Common wisdom aside, little things DO matter in eating or exercise. When I was recovering from my injury but not leaving the house, I would make it a game to be less than efficient around the house, spending ten minutes carrying things from room to room to put away, just to get more movement. Something is aways better than nothing
An old friend once told me that if I continued to exercise at the local fitness center, I would become addicted. My answer to that is still no, not a chance. There are many days I have to force myself to walk. Still, I do feel better when I walk, so in a sense it is part of my routine.
For me, it was not just about the aerobic benefits. Walking was not enough. Especially as we age, we need to build strength and healthy bones. This was the hardest part for me. I finally found an online routine that allowed me to do this one sitting, with bands. I still don't follow through with this twice a week. It's an ongoing challenge......
Common wisdom says to exercise with a friend. I actually found that I prefer to walk alone. This seems to be the time when I am most creative with my mental calculator at work. For me, I don't want to have to talk with someone-even though I leave semi alone, this has become my me time, I guess.
When it came to food, I simply decided I would eat more healthily and see what happened. For me, this meant eating a large salad before dinner and lunch, and increasing my fruits and veggies to more than five. I also lowered fat except for butter (low fat cream cheese, sour cream, cheese and salad dressing). I also tried to give up on "fake" food, which meant I cut way down on soda (my cold caffeine). It also meant though that I still eat real sugar, because I don't eat artificial things.
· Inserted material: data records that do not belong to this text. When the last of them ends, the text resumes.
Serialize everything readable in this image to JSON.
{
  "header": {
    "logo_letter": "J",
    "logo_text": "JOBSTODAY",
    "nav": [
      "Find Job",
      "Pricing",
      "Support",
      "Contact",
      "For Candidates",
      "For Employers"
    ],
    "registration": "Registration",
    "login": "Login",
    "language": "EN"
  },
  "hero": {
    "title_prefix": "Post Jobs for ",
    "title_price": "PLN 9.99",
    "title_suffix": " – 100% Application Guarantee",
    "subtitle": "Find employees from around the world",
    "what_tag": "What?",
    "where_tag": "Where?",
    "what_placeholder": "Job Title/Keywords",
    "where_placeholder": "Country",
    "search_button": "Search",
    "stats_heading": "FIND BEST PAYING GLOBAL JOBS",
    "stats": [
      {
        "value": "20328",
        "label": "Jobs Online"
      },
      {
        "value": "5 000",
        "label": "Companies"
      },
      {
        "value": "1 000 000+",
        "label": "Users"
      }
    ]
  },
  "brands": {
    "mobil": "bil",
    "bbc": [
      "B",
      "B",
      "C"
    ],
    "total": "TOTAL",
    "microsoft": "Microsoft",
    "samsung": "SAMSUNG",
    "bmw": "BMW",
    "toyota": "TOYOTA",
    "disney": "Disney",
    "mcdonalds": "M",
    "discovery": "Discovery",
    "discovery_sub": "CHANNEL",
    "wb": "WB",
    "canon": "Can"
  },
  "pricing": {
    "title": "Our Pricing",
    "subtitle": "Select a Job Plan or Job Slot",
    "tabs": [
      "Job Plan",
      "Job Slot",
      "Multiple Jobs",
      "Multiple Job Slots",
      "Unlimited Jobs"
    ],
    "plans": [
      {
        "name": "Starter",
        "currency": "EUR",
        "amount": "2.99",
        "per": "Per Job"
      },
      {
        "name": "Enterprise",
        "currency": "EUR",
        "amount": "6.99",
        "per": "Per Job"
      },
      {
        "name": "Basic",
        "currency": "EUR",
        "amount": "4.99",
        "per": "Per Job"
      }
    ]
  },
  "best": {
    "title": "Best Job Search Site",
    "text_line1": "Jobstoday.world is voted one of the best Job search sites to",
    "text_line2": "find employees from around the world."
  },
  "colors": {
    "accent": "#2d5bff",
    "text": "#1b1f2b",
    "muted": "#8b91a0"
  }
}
I continue to strive to be more healthy-I include exercise on a daily basis and eat healthy foods, while still enjoying gourmet food and my baking addiction. My numbers have gone down, my stamina has increased and my retirement life is full. Along the way I lost a great deal of weight (seventy pounds), no weight, and then some weight here and there. The end result is that I am a healthier, if not thin, me. That's what it's all about, after all.